_YOUR ASSIGNMENT_
Copy, from the entries below, each line in which the string "Magic" appears.

_EXTRACTED INFORMATION_
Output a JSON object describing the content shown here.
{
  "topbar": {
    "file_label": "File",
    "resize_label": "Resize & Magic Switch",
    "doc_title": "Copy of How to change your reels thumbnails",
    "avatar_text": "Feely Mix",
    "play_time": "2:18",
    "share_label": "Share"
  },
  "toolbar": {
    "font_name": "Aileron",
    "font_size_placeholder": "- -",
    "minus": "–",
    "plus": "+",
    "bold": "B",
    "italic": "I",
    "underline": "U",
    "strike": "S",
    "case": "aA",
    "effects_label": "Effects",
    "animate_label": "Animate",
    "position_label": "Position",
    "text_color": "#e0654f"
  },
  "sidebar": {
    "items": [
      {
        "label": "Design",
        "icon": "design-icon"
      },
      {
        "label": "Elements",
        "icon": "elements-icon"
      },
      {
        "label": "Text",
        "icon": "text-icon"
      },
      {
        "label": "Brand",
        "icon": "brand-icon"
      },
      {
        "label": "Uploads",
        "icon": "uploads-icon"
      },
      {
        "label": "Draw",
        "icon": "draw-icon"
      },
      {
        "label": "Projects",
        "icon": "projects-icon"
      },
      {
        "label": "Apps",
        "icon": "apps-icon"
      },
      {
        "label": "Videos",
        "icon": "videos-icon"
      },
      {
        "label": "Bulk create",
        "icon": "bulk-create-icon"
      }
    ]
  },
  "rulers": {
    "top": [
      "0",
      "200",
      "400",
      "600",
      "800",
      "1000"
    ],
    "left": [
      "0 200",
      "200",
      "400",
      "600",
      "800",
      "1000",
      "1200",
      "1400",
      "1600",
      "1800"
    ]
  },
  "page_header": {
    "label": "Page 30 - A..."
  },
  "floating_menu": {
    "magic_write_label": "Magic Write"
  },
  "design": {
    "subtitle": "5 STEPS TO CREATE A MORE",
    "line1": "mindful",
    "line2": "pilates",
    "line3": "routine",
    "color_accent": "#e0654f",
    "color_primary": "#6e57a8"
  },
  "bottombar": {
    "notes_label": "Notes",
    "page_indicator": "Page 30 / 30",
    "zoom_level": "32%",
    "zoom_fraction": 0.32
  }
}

_SOLUTION FOR THIS TASK_
    "resize_label": "Resize & Magic Switch",
    "magic_write_label": "Magic Write"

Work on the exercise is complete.